For the new freelancer who’s prepared to work for peanuts (or a byline), it seems insane that you would ever say no to a project. However, all freelancers face the decision at some point about which projects to take and which to pass on. Jacobs says you “have to go with your gut and intuition, and where you are at your best.” Choosing projects that fit your expertise, experience level and passions will result in your best work. Jacobs adds, “When things are in your wheelhouse, it makes it easier to get more work done. You’re not starting from scratch. You’ve built up a repertoire of people you can call… I find it is amazing for efficiency.”
In addition to knowing your expertise, you should also know your limits. Bellos Fisher explains, “I would never take an assignment if I was way too busy because I never want to disappoint anybody.”
Bordeau offers three criteria to run a project through before you decide to take it. “No. 1 is does it match the income I need,” she says. If not, depending on your financial situation, it may be better not to take it. However, for lower-paying projects, it may still be OK to say yes if it builds a skill set you need, if it’s actually going to advance you or if it’s something that’s going to give you better work, says Bordeau.
6. Know what distracts you, and face it head-on.

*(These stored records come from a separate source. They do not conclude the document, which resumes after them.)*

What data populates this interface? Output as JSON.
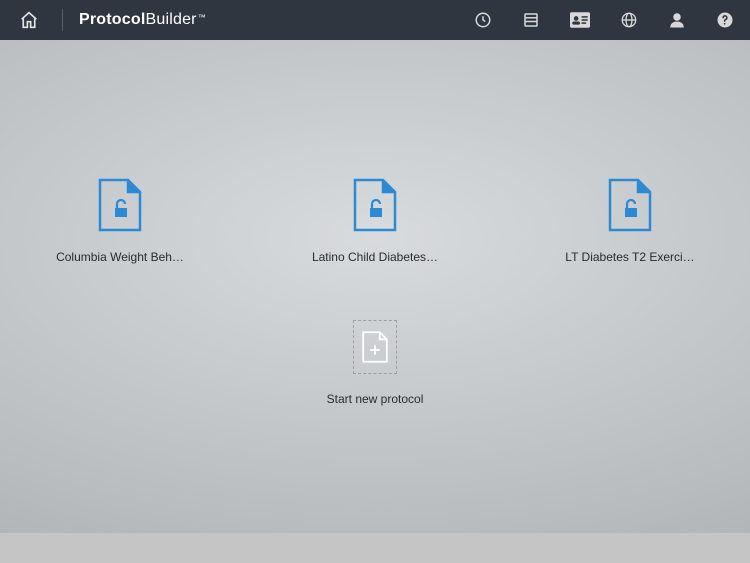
{
  "brand": {
    "bold": "Protocol",
    "light": "Builder",
    "tm": "™"
  },
  "items": [
    {
      "label": "Columbia Weight Beh…"
    },
    {
      "label": "Latino Child Diabetes…"
    },
    {
      "label": "LT Diabetes T2 Exerci…"
    }
  ],
  "newProtocol": {
    "label": "Start new protocol"
  }
}
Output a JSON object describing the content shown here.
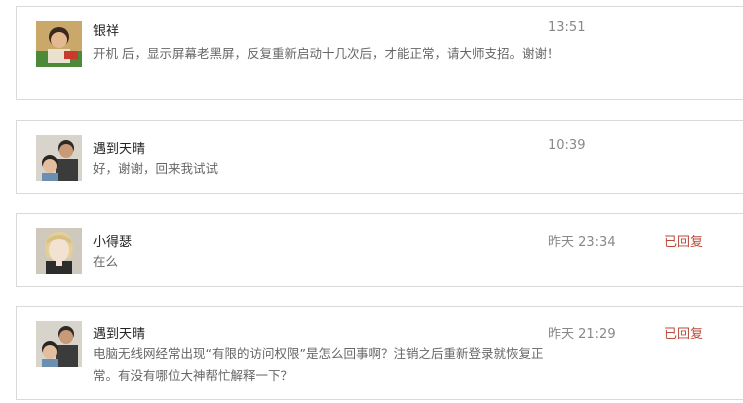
{
  "messages": [
    {
      "name": "银祥",
      "text": "开机 后，显示屏幕老黑屏，反复重新启动十几次后，才能正常，请大师支招。谢谢！",
      "time": "13:51",
      "status": ""
    },
    {
      "name": "遇到天晴",
      "text": "好，谢谢，回来我试试",
      "time": "10:39",
      "status": ""
    },
    {
      "name": "小得瑟",
      "text": "在么",
      "time": "昨天 23:34",
      "status": "已回复"
    },
    {
      "name": "遇到天晴",
      "text": "电脑无线网经常出现“有限的访问权限”是怎么回事啊？注销之后重新登录就恢复正常。有没有哪位大神帮忙解释一下？",
      "time": "昨天 21:29",
      "status": "已回复"
    }
  ],
  "colors": {
    "status": "#b84a3a",
    "border": "#d9d9d9"
  }
}
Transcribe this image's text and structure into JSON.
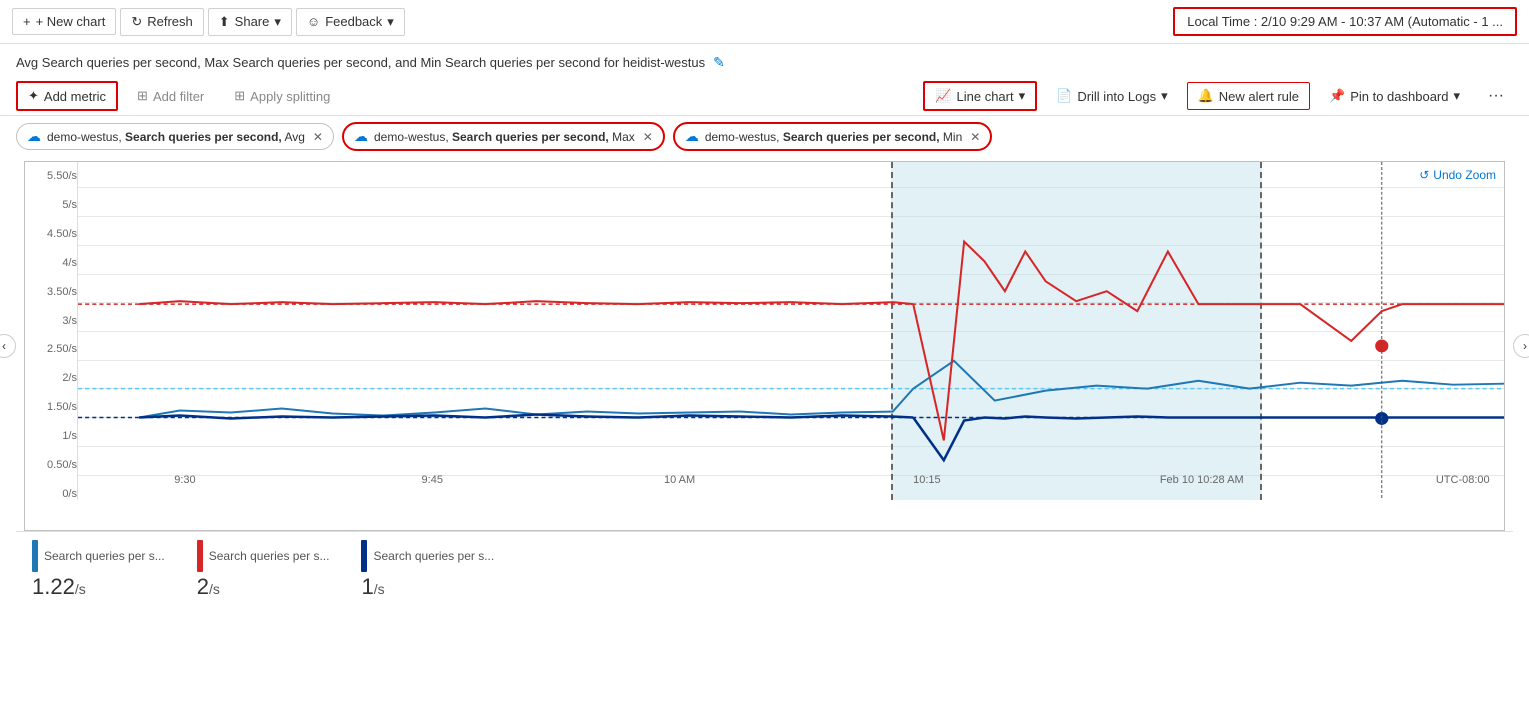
{
  "topToolbar": {
    "newChart": "+ New chart",
    "refresh": "Refresh",
    "share": "Share",
    "shareChevron": "▾",
    "feedback": "Feedback",
    "feedbackChevron": "▾",
    "timeRange": "Local Time : 2/10 9:29 AM - 10:37 AM (Automatic - 1 ..."
  },
  "chartTitle": "Avg Search queries per second, Max Search queries per second, and Min Search queries per second for heidist-westus",
  "metricsToolbar": {
    "addMetric": "Add metric",
    "addFilter": "Add filter",
    "applySplitting": "Apply splitting",
    "lineChart": "Line chart",
    "lineChartChevron": "▾",
    "drillIntoLogs": "Drill into Logs",
    "drillChevron": "▾",
    "newAlertRule": "New alert rule",
    "pinToDashboard": "Pin to dashboard",
    "pinChevron": "▾",
    "more": "···"
  },
  "pills": [
    {
      "id": 1,
      "resource": "demo-westus",
      "metric": "Search queries per second",
      "aggregation": "Avg",
      "outlined": false
    },
    {
      "id": 2,
      "resource": "demo-westus",
      "metric": "Search queries per second",
      "aggregation": "Max",
      "outlined": true
    },
    {
      "id": 3,
      "resource": "demo-westus",
      "metric": "Search queries per second",
      "aggregation": "Min",
      "outlined": true
    }
  ],
  "chart": {
    "undoZoom": "Undo Zoom",
    "yLabels": [
      "5.50/s",
      "5/s",
      "4.50/s",
      "4/s",
      "3.50/s",
      "3/s",
      "2.50/s",
      "2/s",
      "1.50/s",
      "1/s",
      "0.50/s",
      "0/s"
    ],
    "xLabels": [
      {
        "label": "9:30",
        "pct": 4
      },
      {
        "label": "9:45",
        "pct": 22
      },
      {
        "label": "10 AM",
        "pct": 40
      },
      {
        "label": "10:15",
        "pct": 58
      },
      {
        "label": "Feb 10 10:28 AM",
        "pct": 78
      },
      {
        "label": "UTC-08:00",
        "pct": 97
      }
    ],
    "zoomStart": 57,
    "zoomEnd": 83
  },
  "legend": [
    {
      "color": "#1f77b4",
      "label": "Search queries per s...",
      "value": "1.22",
      "unit": "/s"
    },
    {
      "color": "#d62728",
      "label": "Search queries per s...",
      "value": "2",
      "unit": "/s"
    },
    {
      "color": "#003087",
      "label": "Search queries per s...",
      "value": "1",
      "unit": "/s"
    }
  ]
}
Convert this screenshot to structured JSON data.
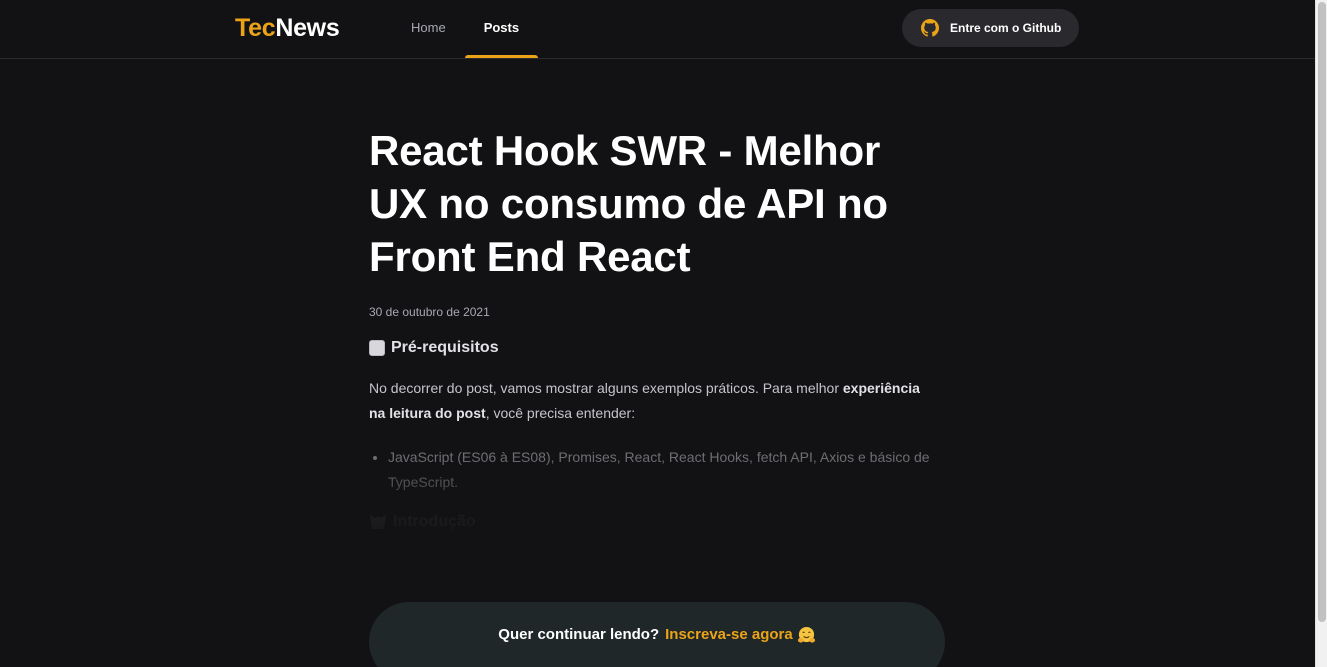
{
  "header": {
    "logo_accent": "Tec",
    "logo_main": "News",
    "nav": [
      {
        "label": "Home",
        "active": false
      },
      {
        "label": "Posts",
        "active": true
      }
    ],
    "github_button": "Entre com o Github",
    "icon": "github-icon"
  },
  "post": {
    "title": "React Hook SWR - Melhor UX no consumo de API no Front End React",
    "date": "30 de outubro de 2021",
    "prereq_heading": "Pré-requisitos",
    "paragraph_before": "No decorrer do post, vamos mostrar alguns exemplos práticos. Para melhor ",
    "paragraph_bold": "experiência na leitura do post",
    "paragraph_after": ", você precisa entender:",
    "list_items": [
      "JavaScript (ES06 à ES08), Promises, React, React Hooks, fetch API, Axios e básico de TypeScript."
    ],
    "intro_heading": "Introdução"
  },
  "continue_banner": {
    "text": "Quer continuar lendo?",
    "link": "Inscreva-se agora",
    "emoji": "hugging-face-emoji"
  },
  "colors": {
    "accent": "#eba417",
    "background": "#121214",
    "header_border": "#29292e",
    "banner_bg": "#1f2729"
  }
}
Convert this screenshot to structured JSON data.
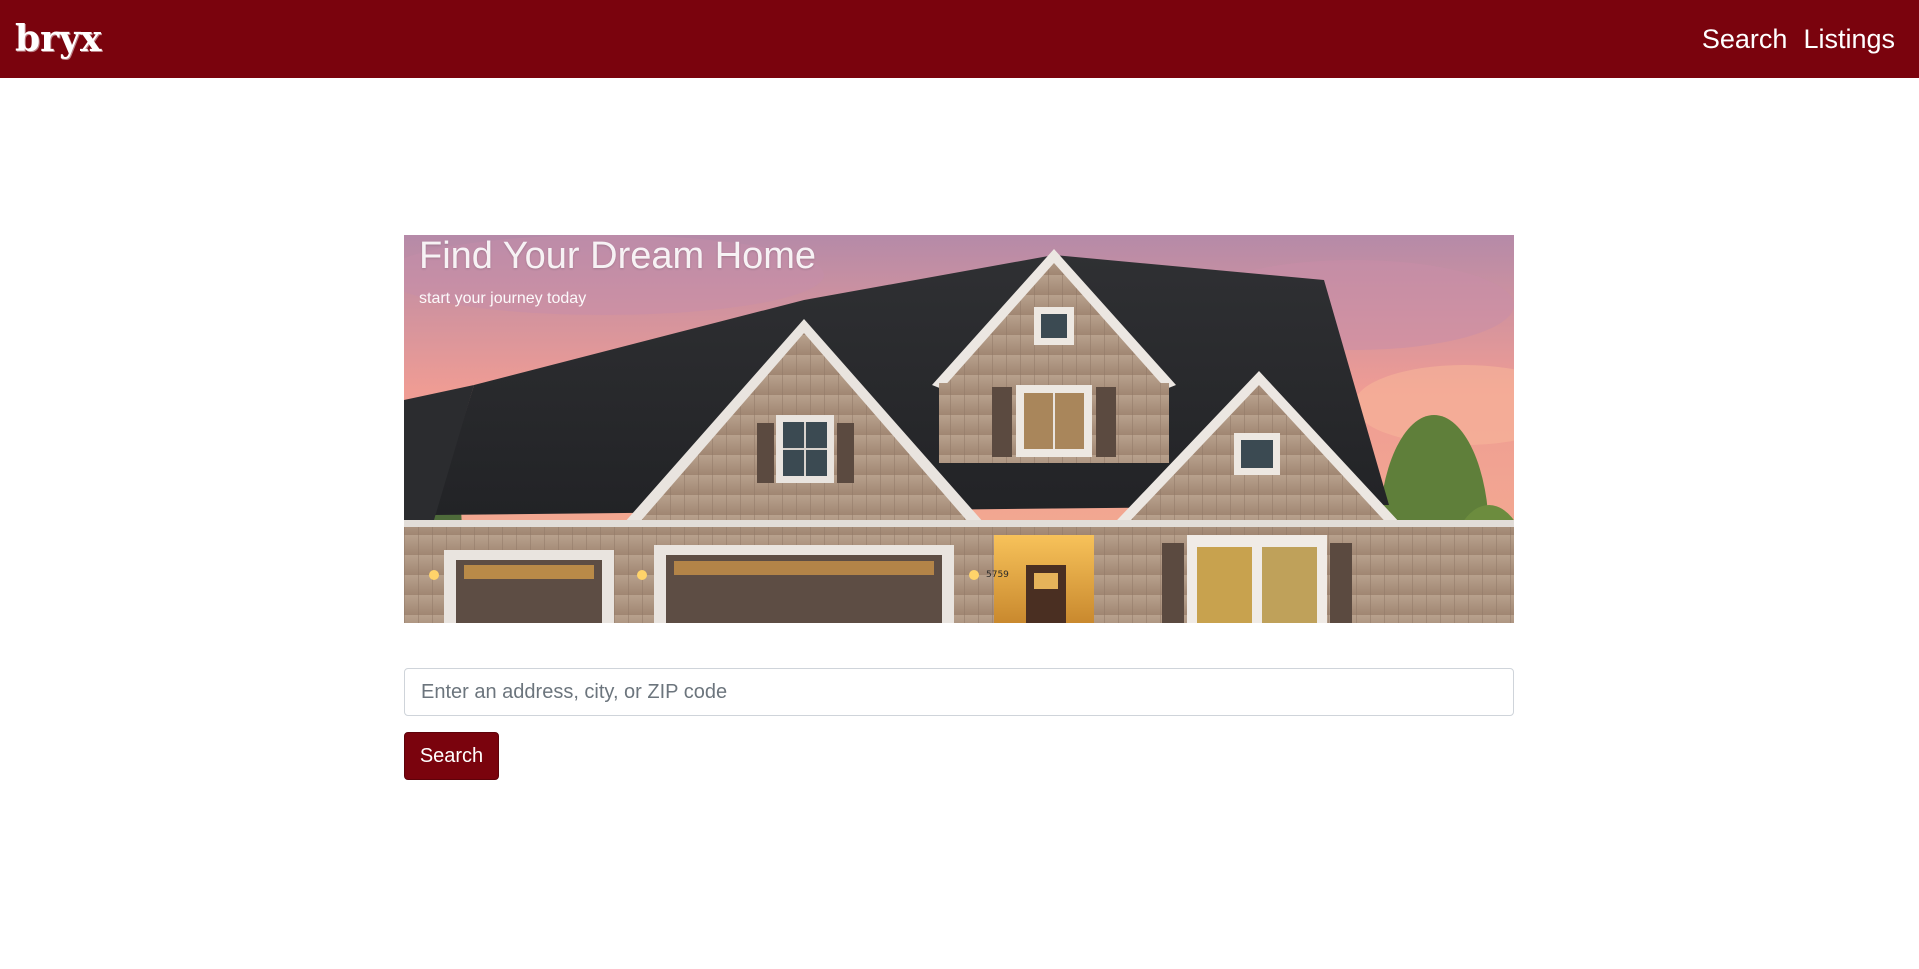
{
  "navbar": {
    "brand": "bryx",
    "links": [
      {
        "label": "Search"
      },
      {
        "label": "Listings"
      }
    ],
    "color": "#7a030d"
  },
  "hero": {
    "title": "Find Your Dream Home",
    "subtitle": "start your journey today",
    "house_number": "5759"
  },
  "search": {
    "placeholder": "Enter an address, city, or ZIP code",
    "value": "",
    "button_label": "Search"
  }
}
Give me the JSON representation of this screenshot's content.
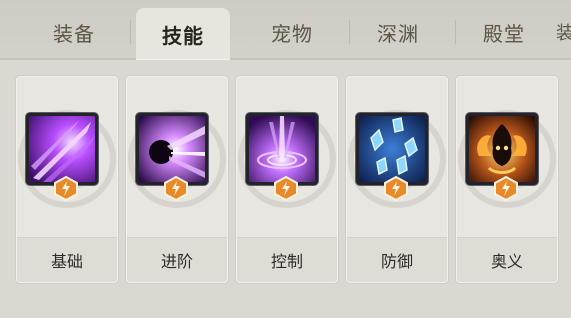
{
  "tabs": [
    {
      "label": "装备",
      "active": false
    },
    {
      "label": "技能",
      "active": true
    },
    {
      "label": "宠物",
      "active": false
    },
    {
      "label": "深渊",
      "active": false
    },
    {
      "label": "殿堂",
      "active": false
    }
  ],
  "skills": [
    {
      "label": "基础",
      "icon": "purple-slash-icon"
    },
    {
      "label": "进阶",
      "icon": "purple-vortex-icon"
    },
    {
      "label": "控制",
      "icon": "purple-burst-icon"
    },
    {
      "label": "防御",
      "icon": "blue-crystal-shield-icon"
    },
    {
      "label": "奥义",
      "icon": "golden-flame-spirit-icon"
    }
  ],
  "colors": {
    "badge": "#e98a2a",
    "active_tab": "#e7e5de"
  }
}
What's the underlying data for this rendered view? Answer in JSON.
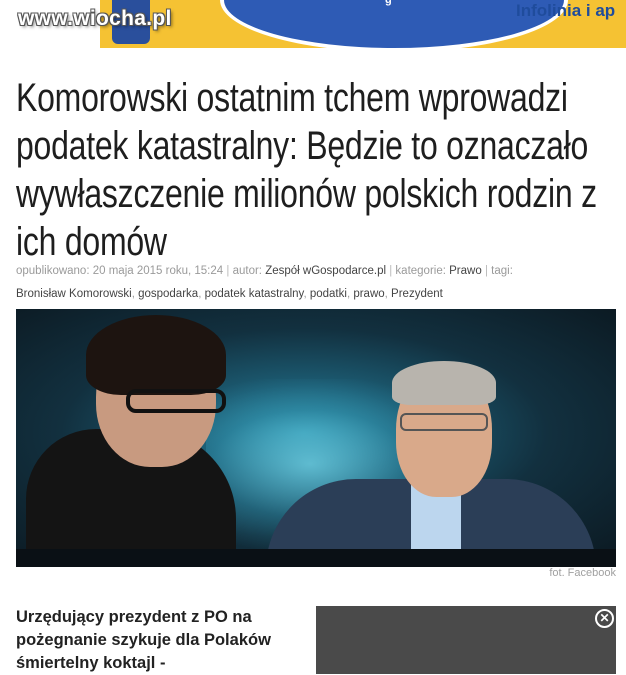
{
  "site": {
    "watermark": "www.wiocha.pl"
  },
  "banner": {
    "oval_text": "g",
    "infolinia": "Infolinia i ap",
    "colors": {
      "background": "#f5c233",
      "oval": "#2e5bb5",
      "text": "#1f4c9c"
    }
  },
  "article": {
    "headline": "Komorowski ostatnim tchem wprowadzi podatek katastralny: Będzie to oznaczało wywłaszczenie milionów polskich rodzin z ich domów",
    "meta": {
      "published_label": "opublikowano:",
      "published_value": "20 maja 2015 roku, 15:24",
      "author_label": "autor:",
      "author_value": "Zespół wGospodarce.pl",
      "category_label": "kategorie:",
      "category_value": "Prawo",
      "tags_label": "tagi:",
      "tags": [
        "Bronisław Komorowski",
        "gospodarka",
        "podatek katastralny",
        "podatki",
        "prawo",
        "Prezydent"
      ]
    },
    "photo_credit": "fot. Facebook",
    "lead": "Urzędujący prezydent z PO na pożegnanie szykuje dla Polaków śmiertelny koktajl -"
  },
  "ad": {
    "close_glyph": "✕"
  }
}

It’s important to identify those things that tempt to pull you away from your office chair. Bordeau suggests you make a game plan, knowing that those distractions will always be there. She says you should ask yourself, “How will I attack this distraction before it attacks me?” Bordeau herself struggles with chatty family members and receiving personal phone calls, and has found that carving out her own writing space makes a difference. One of her friends actually locks herself in the bathroom to write. It’s an extreme example, but if it helps set boundaries and keep your family from distracting you, something like this may be necessary.
In my five years as a freelance writer, I’ve always struggled with my propensity for Web surfing. It’s so challenging to not go down that rabbit hole of mindless clicking when I’m constantly using the Internet for research and email, but recently I’ve made a concentrated effort to change. I try to only check my email when I’m not in the middle of writing. As for social media, if I find myself checking Facebook every two minutes, I take a moment to assess why I’m feeling the need to switch gears. Sometimes it’s my subconscious trying to tell me I need a legitimate break — a snack, a moment away from the computer or even human interaction.
Bellos Fisher made the same observation about social media: “Facebook was my huge vice. But you know, it was a vice and it was a lifeline. I am an extrovert and I was doing an introvert’s job.” She says stepping away for a bit made her feel less isolated. Acknowledge and listen to your distractions: They may be telling you something essential about your work or personal life. Then make the changes you need to make to accommodate your work-life balance.
7. Be a good boss, to yourself.
Your efficiency and productivity is entirely dependent on you. Being your own boss doesn’t mean being the cool boss who tells you to take the whole afternoon off when there’s a hard deadline at the end of the day — it means you should treat yourself and your business with respect and professionalism. “Don’t let your business run you,” warns Bordeau. “You run your business. That’s the balance every business owner has, whether you’re running a burger shop, a freelance business or a Fortune 500 company.”
And a good boss knows how to separate work from play, and take each seriously. Know when you need to unplug and what refreshes you. Says Jacobs, “I find that mindless television starting at 10 is a necessity for me, so pretty much I’m watching ‘Watch What Happens: Live’ on a nightly basis. That’s my power-down [time].”
For me, spending time with my daughter, making art, working on my home and — yes, mindless time on Netflix — is essential to my unwinding process. Anytime I try to replace these activities with work during off-hours I find myself getting easily frustrated and, over the long-term, burned out.
Your efficiency and productivity is within your control. Believing this, and being mindful of how you spend your hours and dollars, is the closest thing to the secret to success as a freelancer.